6. What would you take from your Footloose experience?
As a working actor, I have learned to own the moment and have FUN. As actors, a lot of us try to make the "right" choice as opposed to being free and going with our guts. The best actors I have worked with take big risks, make mistakes, and try different choices. That's when you end up discovering a moment you didn’t even know was there. Art is born.

7. You just jumped from the big screen to small screen. You were cast as “Carter” in the upcoming series Jane by Design alongside Andie MacDowell again. How were you able to handle the transition from film to TV?
The transition from film to TV wasn't as drastic as I thought it would be. The major difference is pacing. You shoot a lot more footage in a shorter period of time with a lot more changes along the way. We shoot a one-hour show in about five days as opposed to a two-hour movie in three months. Also, the script changes more frequently on TV because the writers are always trying to drive the story forward and add more depth to the characters. You definitely have to be more flexible in the TV world.

8. From the experience you garnered in the past couple of years, is there any advice you would like to give to young actors?

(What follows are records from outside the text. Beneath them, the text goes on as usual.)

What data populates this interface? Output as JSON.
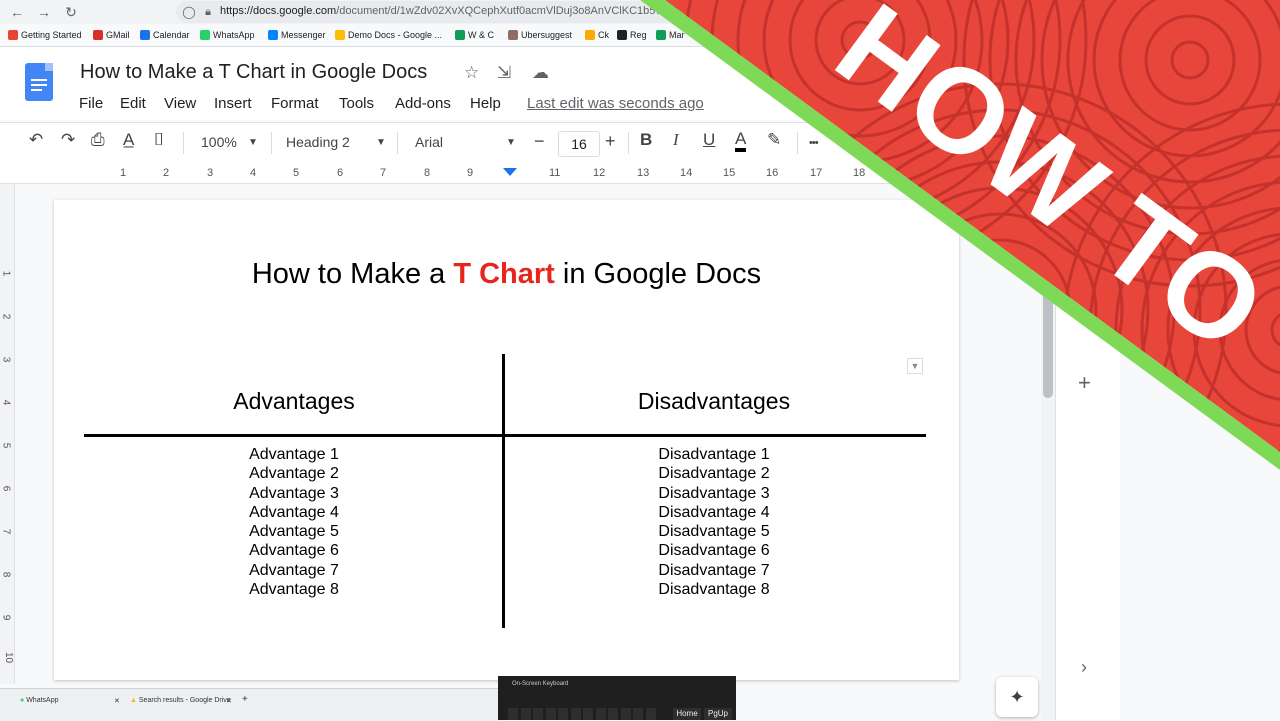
{
  "browser": {
    "url_host": "https://docs.google.com",
    "url_path": "/document/d/1wZdv02XvXQCephXutf0acmVlDuj3o8AnVClKC1b5vNQ",
    "bookmarks": [
      "Getting Started",
      "GMail",
      "Calendar",
      "WhatsApp",
      "Messenger",
      "Demo Docs - Google ...",
      "W & C",
      "Ubersuggest",
      "Ck",
      "Reg",
      "Mar"
    ]
  },
  "docs": {
    "title": "How to Make a T Chart in Google Docs",
    "menu": [
      "File",
      "Edit",
      "View",
      "Insert",
      "Format",
      "Tools",
      "Add-ons",
      "Help"
    ],
    "last_edit": "Last edit was seconds ago"
  },
  "toolbar": {
    "zoom": "100%",
    "style": "Heading 2",
    "font": "Arial",
    "font_size": "16",
    "minus": "−",
    "plus": "+",
    "more": "•••"
  },
  "ruler": {
    "numbers": [
      "1",
      "2",
      "3",
      "4",
      "5",
      "6",
      "7",
      "8",
      "9",
      "11",
      "12",
      "13",
      "14",
      "15",
      "16",
      "17",
      "18"
    ],
    "vertical_numbers": [
      "1",
      "2",
      "3",
      "4",
      "5",
      "6",
      "7",
      "8",
      "9",
      "10"
    ]
  },
  "document": {
    "heading_before": "How to Make a ",
    "heading_highlight": "T Chart",
    "heading_after": " in Google Docs",
    "left_header": "Advantages",
    "right_header": "Disadvantages",
    "advantages": [
      "Advantage 1",
      "Advantage 2",
      "Advantage 3",
      "Advantage 4",
      "Advantage 5",
      "Advantage 6",
      "Advantage 7",
      "Advantage 8"
    ],
    "disadvantages": [
      "Disadvantage 1",
      "Disadvantage 2",
      "Disadvantage 3",
      "Disadvantage 4",
      "Disadvantage 5",
      "Disadvantage 6",
      "Disadvantage 7",
      "Disadvantage 8"
    ]
  },
  "taskbar": {
    "tabs": [
      "WhatsApp",
      "Search results - Google Drive"
    ],
    "osk_title": "On-Screen Keyboard",
    "osk_keys": [
      "Home",
      "PgUp"
    ]
  },
  "banner": {
    "text": "HOW TO",
    "colors": {
      "red": "#e8463a",
      "green": "#7ed957"
    }
  }
}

The best advice I could give to any actor is be Prepared, Persevere, and have a good Personality. Prepare: at auditions, there are always going to be better actors that are more in shape or better looking than you. But that is out of your control. There should NEVER be an actor who's more prepared than you. Persevere: have tough skin, because in this industry you'll get a hell of a lot more nos than yeses and you have to realize it doesn’t mean you're not talented. There are so many factors that go into casting. Dust yourself off and try again. Personality: I'd say talent is about a third of booking a job. Preparation and personality are the other two thirds. Nobody wants to be on set with a person with a bad attitude for 15 hours, so make sure you're nice to everyone from the security guard in the building to the caterer on set to the not-so-nice producer. It goes a long way and work begets work.